Havering Council has admitted it has 88 families it hasn't moved into alternative homes, with another homeowner revealing his anger at the authority for not giving his property back.

The council is using properties spread across the borough to accommodate tenants but says there is a lack of other options available.

The Recorder recently reported on the case of pensioner Alan Pomfret, who said the council has refused for more than two years to give back two houses he had leased to the authority.

Now another family has come forward claiming they too have faced a similar situation.

Online tutor Paul Boulton claimed: ”The council is playing hot potato, passing it between them and getting nothing done.

“They are refusing to give it (our property) back.”

The council has admitted it has 88 families it is trying to find alternative homes for whilst meeting the demand for housing homeless families.

The Boultons, from Rise Park in Romford, originally bought a house in Archway, Harold Hill, partly from the money they had been left from a deceased family member, believing it would be a safe investment.

They leased the property to Havering Council eight years ago.

Romford Recorder: Alan Pomfret also spoke out on the issueAlan Pomfret also spoke out on the issue (Image: James Weatherup)

The couple have two teenage children and thought any extra income earned from the property might fund the costs of university education and eventually help their children get on the property ladder.

But after a succession of interest rate hikes, they realised their dream investment was more like a millstone around their necks and needed to sell up.

Despite giving the council notice more than six months ago, they say they are no closer to getting their bricks and mortar back.

Paul, 46, claimed the council is not abiding with an agreement which said they could get the house back if they gave three months notice.

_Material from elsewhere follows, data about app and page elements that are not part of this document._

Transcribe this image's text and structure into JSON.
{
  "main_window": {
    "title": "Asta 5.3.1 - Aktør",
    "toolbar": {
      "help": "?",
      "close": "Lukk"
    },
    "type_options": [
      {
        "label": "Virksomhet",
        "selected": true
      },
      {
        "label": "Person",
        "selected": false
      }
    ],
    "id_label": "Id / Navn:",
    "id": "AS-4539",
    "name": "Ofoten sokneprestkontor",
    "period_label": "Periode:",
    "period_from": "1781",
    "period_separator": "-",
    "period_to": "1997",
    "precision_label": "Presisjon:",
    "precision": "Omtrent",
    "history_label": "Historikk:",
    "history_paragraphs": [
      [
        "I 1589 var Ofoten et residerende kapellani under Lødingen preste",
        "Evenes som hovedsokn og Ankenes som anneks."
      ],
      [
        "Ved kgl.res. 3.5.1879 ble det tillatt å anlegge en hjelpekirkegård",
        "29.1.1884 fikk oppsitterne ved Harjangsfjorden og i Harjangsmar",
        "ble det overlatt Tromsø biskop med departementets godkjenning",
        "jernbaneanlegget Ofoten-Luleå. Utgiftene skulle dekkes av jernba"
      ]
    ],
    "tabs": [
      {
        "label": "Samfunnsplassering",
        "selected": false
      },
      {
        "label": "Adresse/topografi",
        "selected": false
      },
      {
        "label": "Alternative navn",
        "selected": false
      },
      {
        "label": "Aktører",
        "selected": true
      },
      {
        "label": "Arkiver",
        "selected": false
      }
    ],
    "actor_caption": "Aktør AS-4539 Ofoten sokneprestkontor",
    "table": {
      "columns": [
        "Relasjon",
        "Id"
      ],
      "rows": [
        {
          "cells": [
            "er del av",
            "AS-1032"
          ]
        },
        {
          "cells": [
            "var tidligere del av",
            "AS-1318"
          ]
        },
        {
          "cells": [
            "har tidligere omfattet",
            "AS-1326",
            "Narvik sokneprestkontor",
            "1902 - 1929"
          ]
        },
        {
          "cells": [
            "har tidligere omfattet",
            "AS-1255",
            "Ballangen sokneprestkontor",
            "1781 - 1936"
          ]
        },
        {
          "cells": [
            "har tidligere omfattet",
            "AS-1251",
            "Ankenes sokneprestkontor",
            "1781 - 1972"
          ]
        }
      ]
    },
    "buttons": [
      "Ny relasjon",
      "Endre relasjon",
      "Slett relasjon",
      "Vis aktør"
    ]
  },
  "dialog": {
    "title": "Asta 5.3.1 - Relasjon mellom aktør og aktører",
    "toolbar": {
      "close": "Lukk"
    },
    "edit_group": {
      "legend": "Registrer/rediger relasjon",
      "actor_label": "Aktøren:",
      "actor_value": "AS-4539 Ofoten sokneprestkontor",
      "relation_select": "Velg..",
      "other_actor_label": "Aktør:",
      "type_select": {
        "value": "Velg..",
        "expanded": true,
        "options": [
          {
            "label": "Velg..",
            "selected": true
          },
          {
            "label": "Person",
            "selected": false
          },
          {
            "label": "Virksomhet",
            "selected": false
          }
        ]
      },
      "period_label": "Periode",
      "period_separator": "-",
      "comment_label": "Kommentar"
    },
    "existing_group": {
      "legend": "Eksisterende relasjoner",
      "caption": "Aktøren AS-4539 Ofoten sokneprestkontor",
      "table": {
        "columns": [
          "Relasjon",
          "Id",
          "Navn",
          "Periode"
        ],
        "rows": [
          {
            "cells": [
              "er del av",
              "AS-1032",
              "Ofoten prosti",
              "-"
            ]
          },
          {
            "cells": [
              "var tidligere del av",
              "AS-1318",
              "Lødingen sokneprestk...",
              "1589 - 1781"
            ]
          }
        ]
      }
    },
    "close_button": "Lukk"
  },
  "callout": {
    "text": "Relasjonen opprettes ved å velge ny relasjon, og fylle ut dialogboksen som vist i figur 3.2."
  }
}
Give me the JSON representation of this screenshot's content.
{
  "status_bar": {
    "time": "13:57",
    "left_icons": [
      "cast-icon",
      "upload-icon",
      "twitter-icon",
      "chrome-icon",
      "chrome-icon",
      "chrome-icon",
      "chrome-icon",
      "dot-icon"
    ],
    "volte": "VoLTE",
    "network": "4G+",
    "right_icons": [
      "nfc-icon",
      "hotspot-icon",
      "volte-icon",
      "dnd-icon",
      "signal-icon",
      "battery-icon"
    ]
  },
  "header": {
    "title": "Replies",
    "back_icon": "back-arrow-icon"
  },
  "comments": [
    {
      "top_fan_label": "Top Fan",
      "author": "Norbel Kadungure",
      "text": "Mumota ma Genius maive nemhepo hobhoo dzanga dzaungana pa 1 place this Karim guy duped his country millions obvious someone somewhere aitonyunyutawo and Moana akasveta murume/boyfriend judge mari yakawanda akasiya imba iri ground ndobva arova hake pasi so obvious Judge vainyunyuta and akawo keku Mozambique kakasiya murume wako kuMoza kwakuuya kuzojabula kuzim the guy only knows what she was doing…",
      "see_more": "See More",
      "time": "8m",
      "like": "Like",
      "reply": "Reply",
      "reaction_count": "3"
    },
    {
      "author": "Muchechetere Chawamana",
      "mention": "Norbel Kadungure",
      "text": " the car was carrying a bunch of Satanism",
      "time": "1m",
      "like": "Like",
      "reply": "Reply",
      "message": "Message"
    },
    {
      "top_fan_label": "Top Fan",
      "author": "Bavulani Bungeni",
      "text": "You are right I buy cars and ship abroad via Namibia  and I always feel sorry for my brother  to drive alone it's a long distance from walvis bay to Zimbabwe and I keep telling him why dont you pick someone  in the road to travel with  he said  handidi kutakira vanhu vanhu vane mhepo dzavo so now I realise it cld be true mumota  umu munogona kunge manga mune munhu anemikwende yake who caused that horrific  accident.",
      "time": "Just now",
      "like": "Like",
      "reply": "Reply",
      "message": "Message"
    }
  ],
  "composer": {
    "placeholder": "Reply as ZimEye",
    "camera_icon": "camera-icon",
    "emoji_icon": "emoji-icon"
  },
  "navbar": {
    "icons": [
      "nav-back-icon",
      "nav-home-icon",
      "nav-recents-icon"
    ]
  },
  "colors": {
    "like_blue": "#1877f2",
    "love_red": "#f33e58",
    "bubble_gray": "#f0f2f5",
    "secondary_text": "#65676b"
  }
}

He said: "They have been using it and putting tenants in it for the last eight years. But now we are getting the brush off. It’s causing us great stress and worry. It is affecting our mental health.

“We have a mortgage on the house and this is now costing us a lot of money.

"I fully understand there are tenants in the property, but it is up to the council to re-house them elsewhere and give us our property back.

“It is not like we are rich and have 100 properties on our books. This was meant to be a little nest egg for our children when they grow up but it has turned into a poisoned chalice."

In the case of Mr Pomfret, the council says it has now identified alternative accommodation for the tenants in both of his properties and are beginning the handover process.

A spokesperson for Havering Council said: ”As with Mr Pomfret's case, we fully sympathise with the situation the Boultons are in and we are working hard to secure alternative accommodation for the tenants.

"We will continue to work with them and the tenants at his property to reach a satisfactory outcome for all involved as quickly as possible."

They claimed that the backlog of families it is trying to find alternative homes for is a problem being experienced by many other councils.

It says it is due to a lack of temporary accommodation, with the spokesperson adding: "We are working to develop more properties urgently needed with our joint venture programme with Wates, with schemes such as New Green and Park Rise already available."

The authority is also working with council-owned housing firm Mercury Land Holdings to provide more 'affordable' council properties for residents.

"In short, the hike in mortgage rates brought about by central government policies is influencing private owners deciding to leave the private sector leasing scheme which adds further pressure to the housing crisis, where demand for homes is far outstripping the current supply across the UK."